- High GI foods (to avoid) include: potatoes, rice cakes, watermelon, pumpkin, white bread, white rice, cornflakes, sweet cereal, dates and sugary foods.
Carbohydrates that break down slowly, releasing glucose gradually into the bloodstream, have a low GI. Photo © fcafotodigital via Getty Images
A vegan diet based on these principles is the healthiest possible, but it is advised you take a vitamin B12 supplement or eat enough B12 enriched foods.
Vitamin B12 requirements may be higher in diabetics taking the drug Metformin as it can reduce B12 absorption.
Whether you’re at risk of or have type 2 diabetes, your diet should be based on wholegrains, pulses, soya, vegetables, fruit and nuts and seeds. This limits the types of food you can eat, but not the amount.
Being high in fibre and digested gradually, it makes you feel full sooner and for longer and the calorie intake is reduced by the minimal amount of fat it contains. Research shows that diabetics who follow this type of vegan diet get better results than any single drug can produce!

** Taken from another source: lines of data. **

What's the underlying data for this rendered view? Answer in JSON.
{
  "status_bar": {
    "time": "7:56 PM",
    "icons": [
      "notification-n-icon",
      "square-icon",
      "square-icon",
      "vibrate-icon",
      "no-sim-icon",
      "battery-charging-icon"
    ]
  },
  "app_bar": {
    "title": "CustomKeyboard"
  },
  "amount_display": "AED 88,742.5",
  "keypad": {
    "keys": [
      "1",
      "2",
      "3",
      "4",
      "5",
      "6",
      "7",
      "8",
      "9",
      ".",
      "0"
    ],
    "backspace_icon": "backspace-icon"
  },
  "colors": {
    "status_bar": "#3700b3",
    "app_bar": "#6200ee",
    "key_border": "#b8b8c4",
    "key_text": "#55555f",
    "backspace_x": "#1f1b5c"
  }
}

Ready to kickstart your journey to health? Learn how to eat a balanced vegan diet with this seven-day healthy wholefood vegan meal plan.
- McMacken M, Shah S. A plant-based diet for the prevention and treatment of type 2 diabetes. J Geriatr Cardiol. 2017 May;14(5):342-354. doi: 10.11909/j.issn.1671-5411.2017.05.009. Available at: https://www.ncbi.nlm.nih.gov/pmc/articles/PMC5466941/
Jardine MA, Kahleova H, Levin SM, Ali Z, Trapp CB, Barnard ND. Perspective: Plant-Based Eating Pattern for Type 2 Diabetes Prevention and Treatment: Efficacy, Mechanisms, and Practical Considerations. Adv Nutr. 2021 Dec 1;12(6):2045-2055. doi: 10.1093/advances/nmab063. Available at: https://www.ncbi.nlm.nih.gov/pmc/articles/PMC5466941/
Schlesinger S. Diet and Diabetes Prevention: Is a Plant-Based Diet the Solution? Diabetes Care. 2023 Jan 1;46(1):6-8. doi: 10.2337/dci22-0041. Available at: https://pubmed.ncbi.nlm.nih.gov/36548706/